Jordan J. Ballor
— Acton Institute
“In this compelling work Matthew Kaemingk asks what Amsterdam has to do with Mecca, and the answers he finds turn out to have implications the world over. . . . The charity and clarity on display here will challenge Christians to think more deeply, and to act more responsibly, in response to the call to live peacefully and faithfully with Muslim neighbors.”

Jonathan Chaplin
— author of Multiculturalism: A Christian Retrieval
“A pathbreaking, theologically rich Christian intervention into contemporary public debates over the place of Muslims in western societies. . . . Matthew Kaemingk has pulled off a feat many would have thought impossible.”
Christianity Today
“Kaemingk gives several splendid examples of ordinary hospitality that, as they develop into consistent practice, make an extraordinary impact. . . . A timely, instructive book.”

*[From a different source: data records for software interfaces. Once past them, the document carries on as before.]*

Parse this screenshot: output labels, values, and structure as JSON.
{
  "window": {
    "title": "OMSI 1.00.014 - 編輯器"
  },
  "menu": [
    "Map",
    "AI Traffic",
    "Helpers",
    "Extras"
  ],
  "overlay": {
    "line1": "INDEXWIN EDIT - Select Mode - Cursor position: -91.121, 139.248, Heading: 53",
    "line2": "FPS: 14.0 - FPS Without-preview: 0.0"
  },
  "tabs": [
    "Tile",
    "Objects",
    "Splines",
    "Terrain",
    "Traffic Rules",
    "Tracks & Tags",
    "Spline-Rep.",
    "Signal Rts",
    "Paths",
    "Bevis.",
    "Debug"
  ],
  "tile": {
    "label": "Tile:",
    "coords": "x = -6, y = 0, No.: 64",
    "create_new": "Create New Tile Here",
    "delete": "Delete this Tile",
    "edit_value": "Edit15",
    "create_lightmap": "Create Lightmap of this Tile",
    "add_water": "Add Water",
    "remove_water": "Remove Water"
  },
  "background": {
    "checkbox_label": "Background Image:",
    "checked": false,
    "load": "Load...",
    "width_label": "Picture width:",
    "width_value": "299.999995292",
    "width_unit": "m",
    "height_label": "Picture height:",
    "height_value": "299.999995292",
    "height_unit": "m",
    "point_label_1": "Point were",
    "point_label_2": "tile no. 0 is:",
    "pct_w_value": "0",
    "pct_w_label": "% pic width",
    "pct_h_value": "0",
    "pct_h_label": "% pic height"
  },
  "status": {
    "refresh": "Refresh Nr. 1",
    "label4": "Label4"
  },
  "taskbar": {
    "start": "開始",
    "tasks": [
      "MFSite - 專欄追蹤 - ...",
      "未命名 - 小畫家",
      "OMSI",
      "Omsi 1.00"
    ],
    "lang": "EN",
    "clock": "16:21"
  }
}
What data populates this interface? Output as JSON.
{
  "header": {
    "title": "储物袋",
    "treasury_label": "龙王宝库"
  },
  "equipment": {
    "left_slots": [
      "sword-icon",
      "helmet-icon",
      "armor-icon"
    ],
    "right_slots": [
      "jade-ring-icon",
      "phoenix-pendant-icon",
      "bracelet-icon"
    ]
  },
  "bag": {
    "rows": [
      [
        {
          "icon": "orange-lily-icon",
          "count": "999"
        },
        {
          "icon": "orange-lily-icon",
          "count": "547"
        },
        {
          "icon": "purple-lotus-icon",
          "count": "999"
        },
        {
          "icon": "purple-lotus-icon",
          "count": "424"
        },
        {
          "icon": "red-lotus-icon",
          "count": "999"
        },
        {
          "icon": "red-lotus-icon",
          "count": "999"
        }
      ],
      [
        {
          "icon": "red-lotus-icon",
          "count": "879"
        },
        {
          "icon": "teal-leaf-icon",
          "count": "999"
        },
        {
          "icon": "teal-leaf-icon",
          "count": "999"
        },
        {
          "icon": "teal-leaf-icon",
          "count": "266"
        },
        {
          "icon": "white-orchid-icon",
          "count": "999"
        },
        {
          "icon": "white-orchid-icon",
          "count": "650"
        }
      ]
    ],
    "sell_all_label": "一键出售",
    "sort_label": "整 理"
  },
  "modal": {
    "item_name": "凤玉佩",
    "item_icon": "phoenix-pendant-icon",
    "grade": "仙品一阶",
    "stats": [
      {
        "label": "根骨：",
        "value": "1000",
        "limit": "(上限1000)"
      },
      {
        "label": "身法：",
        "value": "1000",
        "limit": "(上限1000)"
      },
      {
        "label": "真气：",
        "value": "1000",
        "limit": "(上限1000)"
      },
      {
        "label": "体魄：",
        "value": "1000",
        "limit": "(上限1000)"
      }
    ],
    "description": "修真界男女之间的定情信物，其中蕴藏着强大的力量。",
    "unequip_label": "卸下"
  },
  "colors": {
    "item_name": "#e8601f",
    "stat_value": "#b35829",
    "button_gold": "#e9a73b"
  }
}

— Matthew Soerens in Sojourners
"Superb. . . . I hope that you will read it, apply it by welcoming Muslim immigrants into your own life and community, and advocate for their rights and their well-being, both among Christians and in the public square."
Reading Religion
"An insightful account of how religious ethics, particularly Christian ethics, is equipped to provide a vision of radical hospitality that secular liberalism promises but ultimately has failed to deliver. "
Gospel Coalition
"Comprehensive and well argued. Those from the Reformed (especially the Kuyperian) tradition will find it essential; those outside the tradition will profit too. The book marks one of the first and most serious theological attempts to wrestle with Muslim immigration into free societies where Christians will have the opportunity to engage them with hospitality in a culture increasingly hostile to any sort of serious theological commitment."

Jason Byassee in Christian Century
"Some will argue that evangelical beliefs have yielded the xenophobic madness that marks politics on both sides of the Atlantic. But Kaemingk has marshaled enough evidence to say that it need not be so. Christians have someone to obey other than the stock talking points of the left or the right. The fruits are stories as surprising and delightful as Kaemingk’s."
Calvin Theological Journal
Christian Hospitality and Muslim Immigration in an Age of Fear is a book for today. It is a book that focuses on the central questions being dealt with in the current American political landscape. It is a book that is written for millions of evangelicals who are wondering how their faith should inform their personal and public views, if at all. It is a book of great importance for thousands of churches dealing with an increasingly globalizing world, where ‘fear of the other’ has become the ingrained reality.”
“Substantial and thoughtful ethical study of Christianity and Islam.”
Religious Studies Review
“Informed by Kuyper’s concept of pluralism, while also critiquing and going beyond it, Kaemingk describes a Christian pluralism for our twenty-first century context that is Christo-centric, liturgically informed, and oriented toward action in local communities.”